▶ **Exercise data**
---

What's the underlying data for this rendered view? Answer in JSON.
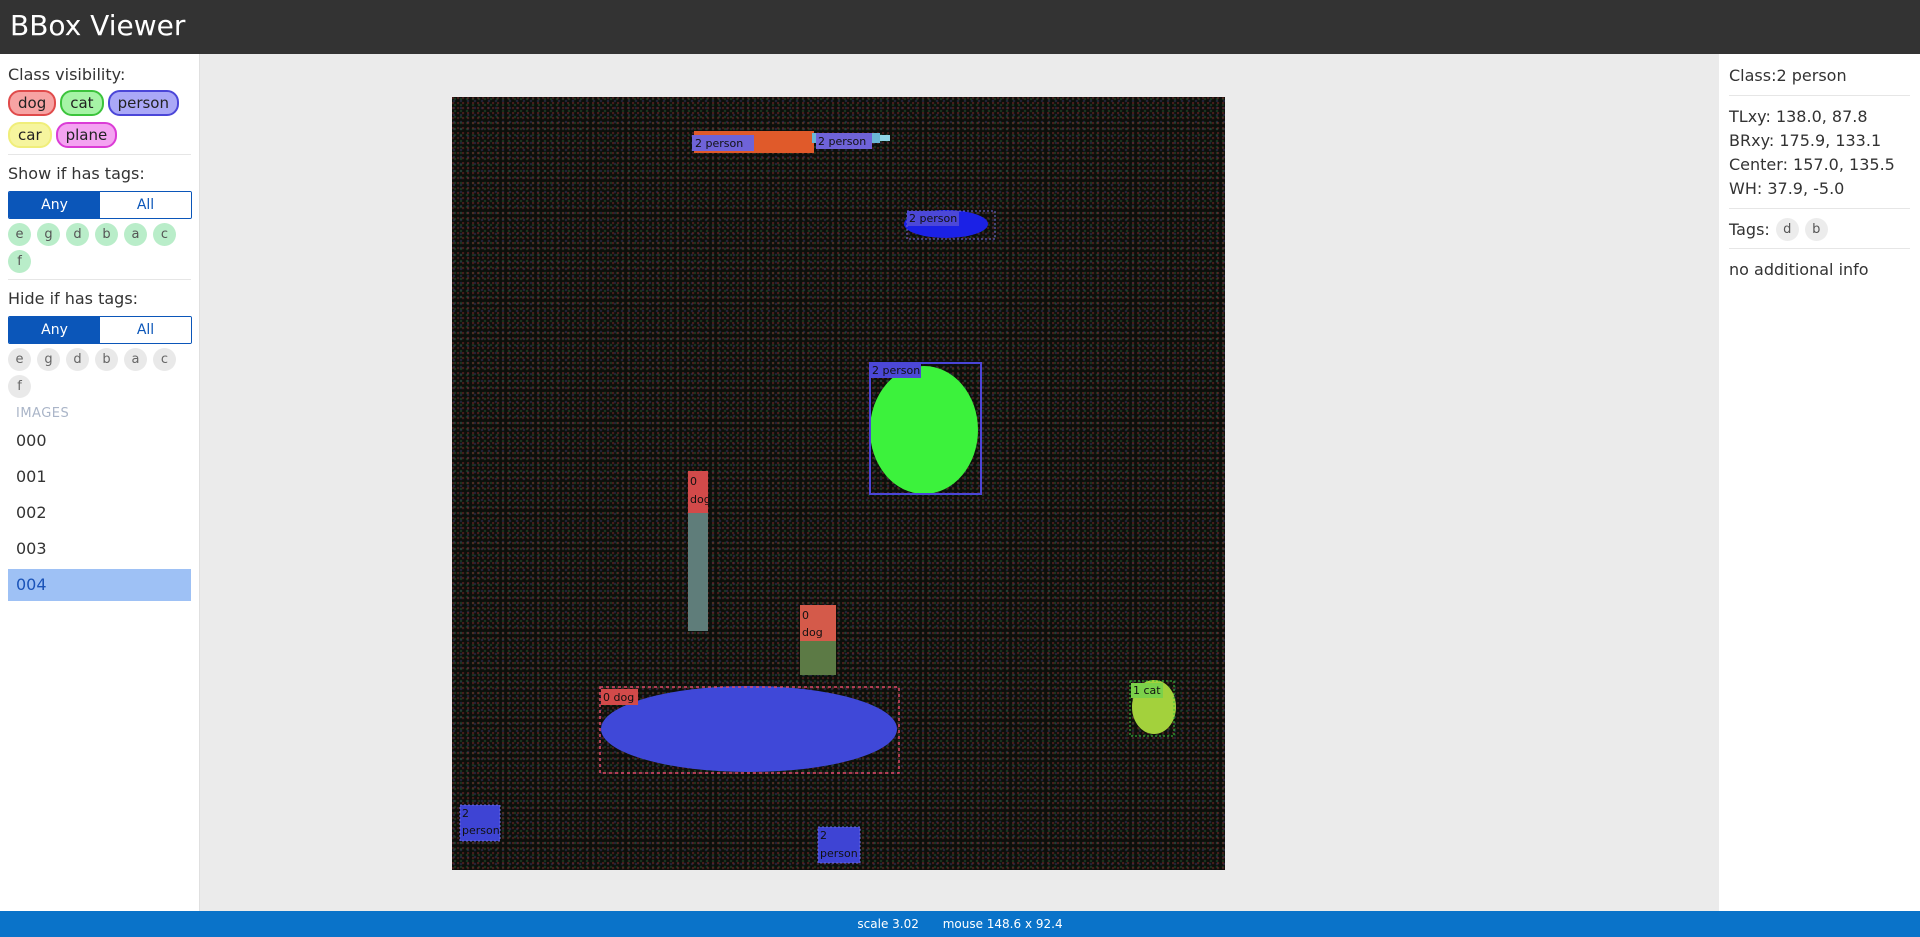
{
  "app": {
    "title": "BBox Viewer"
  },
  "sidebar": {
    "class_visibility_label": "Class visibility:",
    "classes": [
      {
        "name": "dog",
        "bg": "#f7a3a3",
        "border": "#e04b4b"
      },
      {
        "name": "cat",
        "bg": "#a6f4a6",
        "border": "#3cc43c"
      },
      {
        "name": "person",
        "bg": "#aaa8f7",
        "border": "#4b46d8"
      },
      {
        "name": "car",
        "bg": "#f6f59e",
        "border": "#f0ee7a"
      },
      {
        "name": "plane",
        "bg": "#f4a3f1",
        "border": "#db3cd6"
      }
    ],
    "show_if_label": "Show if has tags:",
    "show_toggle": {
      "any": "Any",
      "all": "All"
    },
    "show_tags": [
      "e",
      "g",
      "d",
      "b",
      "a",
      "c",
      "f"
    ],
    "hide_if_label": "Hide if has tags:",
    "hide_toggle": {
      "any": "Any",
      "all": "All"
    },
    "hide_tags": [
      "e",
      "g",
      "d",
      "b",
      "a",
      "c",
      "f"
    ],
    "images_label": "IMAGES",
    "images": [
      "000",
      "001",
      "002",
      "003",
      "004"
    ],
    "selected_image": "004"
  },
  "canvas": {
    "labels": {
      "person_top_left": "2 person",
      "person_top_right": "2 person",
      "person_blue_small": "2 person",
      "person_green_box": "2 person",
      "dog_vertical_a": "0",
      "dog_vertical_b": "dog",
      "dog_mid_a": "0",
      "dog_mid_b": "dog",
      "dog_ellipse": "0 dog",
      "cat": "1 cat",
      "person_bl_a": "2",
      "person_bl_b": "person",
      "person_bc_a": "2",
      "person_bc_b": "person"
    }
  },
  "details": {
    "class_line": "Class:2  person",
    "tlxy": "TLxy: 138.0, 87.8",
    "brxy": "BRxy: 175.9, 133.1",
    "center": "Center: 157.0, 135.5",
    "wh": "WH: 37.9, -5.0",
    "tags_label": "Tags:",
    "tags": [
      "d",
      "b"
    ],
    "info": "no additional info"
  },
  "status": {
    "scale": "scale 3.02",
    "mouse": "mouse 148.6 x 92.4"
  },
  "colors": {
    "header_bg": "#333333",
    "toggle_active": "#0b56b9",
    "status_bg": "#0a73c9",
    "selected_item_bg": "#9ec1f5"
  }
}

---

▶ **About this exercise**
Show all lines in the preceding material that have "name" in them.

▶ **Solution for this problem**
        "name": "dog",
        "name": "cat",
        "name": "person",
        "name": "car",
        "name": "plane",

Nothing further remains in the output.